Differences in tax regulations

Differences in tax regulations between countries can pose serious challenges for e-commerce companies, making it necessary to understand these regulations thoroughly.

Difficulties in communication with tax authorities

Communicating with tax authorities in different countries can be challenging due to language barriers and administrative complexities.

Administrative complexity

VAT registration and settlement in different countries can be administratively burdensome, posing a challenge especially for smaller e-commerce firms.

Risk of delays

Delays in VAT declarations and payments can result in significant financial penalties, which vary depending on the country.
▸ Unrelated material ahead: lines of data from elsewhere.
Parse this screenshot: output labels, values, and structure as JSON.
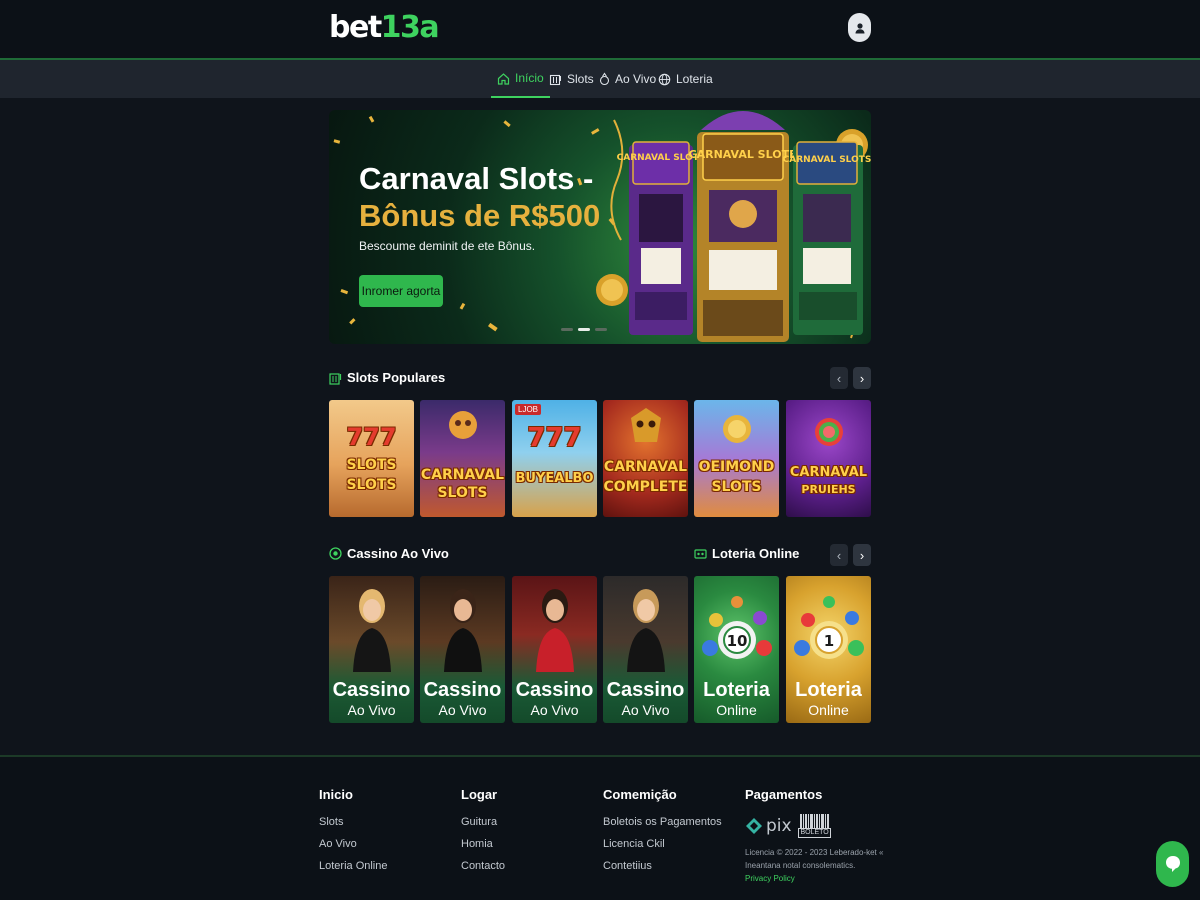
{
  "header": {
    "logo_main": "bet",
    "logo_accent": "13a"
  },
  "nav": {
    "items": [
      {
        "label": "Início",
        "icon": "home-icon",
        "active": true
      },
      {
        "label": "Slots",
        "icon": "slot-machine-icon",
        "active": false
      },
      {
        "label": "Ao Vivo",
        "icon": "chip-icon",
        "active": false
      },
      {
        "label": "Loteria",
        "icon": "globe-icon",
        "active": false
      }
    ]
  },
  "hero": {
    "title_line1": "Carnaval Slots -",
    "title_line2": "Bônus de R$500",
    "subtitle": "Bescoume deminit de ete Bônus.",
    "cta": "Inromer agorta",
    "machine_labels": [
      "CARNAVAL SLOTS",
      "CARNAVAL SLOTB",
      "CARNAVAL SLOTS"
    ]
  },
  "slots_section": {
    "title": "Slots Populares",
    "games": [
      {
        "line1": "777",
        "line2": "SLOTS",
        "line3": "SLOTS"
      },
      {
        "line1": "",
        "line2": "CARNAVAL",
        "line3": "SLOTS"
      },
      {
        "line1": "777",
        "line2": "BUYEALBO",
        "line3": "",
        "badge": "LJOB"
      },
      {
        "line1": "",
        "line2": "CARNAVAL",
        "line3": "COMPLETE"
      },
      {
        "line1": "",
        "line2": "OEIMOND",
        "line3": "SLOTS"
      },
      {
        "line1": "",
        "line2": "CARNAVAL",
        "line3": "PRUIEHS"
      }
    ]
  },
  "live_section": {
    "title": "Cassino Ao Vivo"
  },
  "lottery_section": {
    "title": "Loteria Online"
  },
  "live_cards": [
    {
      "t1": "Cassino",
      "t2": "Ao Vivo"
    },
    {
      "t1": "Cassino",
      "t2": "Ao Vivo"
    },
    {
      "t1": "Cassino",
      "t2": "Ao Vivo"
    },
    {
      "t1": "Cassino",
      "t2": "Ao Vivo"
    },
    {
      "t1": "Loteria",
      "t2": "Online",
      "ball": "10"
    },
    {
      "t1": "Loteria",
      "t2": "Online",
      "ball": "1"
    }
  ],
  "footer": {
    "col1": {
      "head": "Inicio",
      "links": [
        "Slots",
        "Ao Vivo",
        "Loteria Online"
      ]
    },
    "col2": {
      "head": "Logar",
      "links": [
        "Guitura",
        "Homia",
        "Contacto"
      ]
    },
    "col3": {
      "head": "Comemição",
      "links": [
        "Boletois os Pagamentos",
        "Licencia Ckil",
        "Contetiius"
      ]
    },
    "col4": {
      "head": "Pagamentos",
      "pix": "pix",
      "boleto": "BOLETO",
      "legal_line1": "Licencia © 2022 - 2023 Leberado-ket «",
      "legal_line2": "Ineantana notal consolematics.",
      "privacy": "Privacy Policy"
    }
  },
  "colors": {
    "accent": "#3ed25f",
    "background": "#0f141b",
    "nav": "#1f252e",
    "gold": "#e6b13e"
  }
}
Benefits of registering for VAT locally abroad for e-commerce businesses

Access to a larger market

VAT registration in different countries enables e-commerce companies to access a larger market, facilitating business growth.
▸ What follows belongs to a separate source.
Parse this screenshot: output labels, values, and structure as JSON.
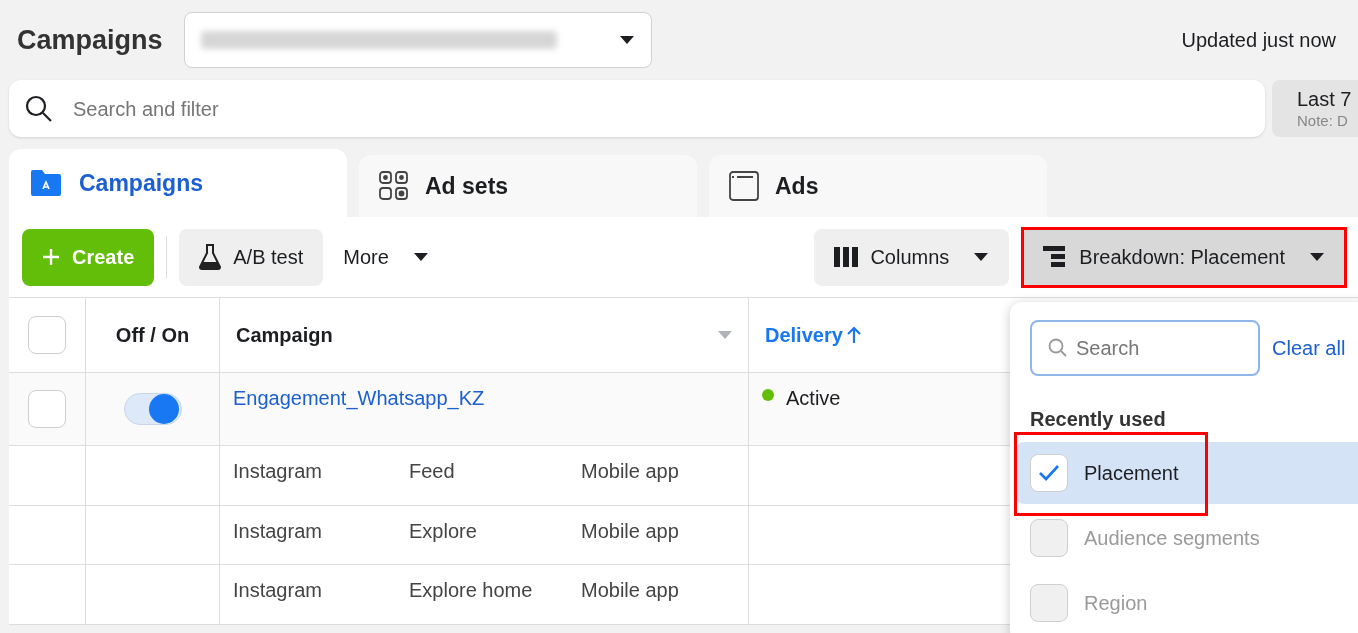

Increased customer trust

Having a registered tax status can increase customer trust in the company, especially in the case of international transactions.

Ability to deduct VAT on purchases

Registered e-commerce companies have the ability to deduct VAT on purchases, which can positively impact their financial balance.

Utilizing EU simplification mechanisms

VAT registration allows e-commerce companies to utilize EU simplification mechanisms, which can facilitate their international operations.

Possibility of retroactive settlements

In the case of local VAT abroad, there is the possibility of retroactive settlements, allowing for the settlement of overdue tax obligations.

Support and additional tools in VAT settlements

In today’s rapidly evolving e-commerce world, adequate support and additional tools in VAT settlements are crucial for effective tax compliance management. amavat® offers comprehensive VAT Compliance services tailored to the needs of both Polish and foreign e-commerce sellers. These services include the automation of complex accounting processes and integration with accounting and sales systems, greatly simplifying documentation and financial data management.

Summary and conclusions for entrepreneurs

In the context of the rapidly growing e-commerce sector in Europe, proper management of VAT obligations is not only a legal requirement but also a strategic advantage. Implementing new VAT regulations, including systems such as OSS and IOSS, requires companies to understand and adapt to changing regulations. This allows not only to avoid potential penalties for errors in settlements but also to achieve better operational efficiency and competitiveness in the market.

Success in international e-commerce, therefore, requires not only understanding customer needs and market trends but also the complex world of VAT and tax regulations. With the right support, tools, and strategies, companies can not only comply with applicable regulations but also leverage them to their advantage, promoting further development and expansion into new markets in the European Union.

For any questions or additional information, we encourage you to contact our team of experts, ready to provide assistance and support: Contact us – amavat®.


Izabela Makowska

Head of Business Development at amavat®, omnisello®. In the e-commerce industry since 2015. Expert in VAT Compliance in the EU and Accounting for E-commerce.

LinkedIn logo
This publication is non-binding information and serves for general information purposes. The information provided does not constitute legal, tax or management advice and does not replace individual advice. Despite careful processing, all information in this publication is provided without any guarantee for the accuracy, up-to-date nature or completeness of the information. The information in this publication is not suitable as the sole basis for action and cannot replace actual advice in individual cases. The liability of the authors or amavat® are excluded. We kindly ask you to contact us directly for a binding consultation if required. The content of this publication iis the intellectual property of amavat® or its partner companies and is protected by copyright. Users of this information may download, print and copy the contents of the publication exclusively for their own purposes.

Need help?

Speak to a Customer Relations Consultant for Online Sellers. An expert will respond shortly.

International Sales Manager
Customer Relations Consultant for Online Sellers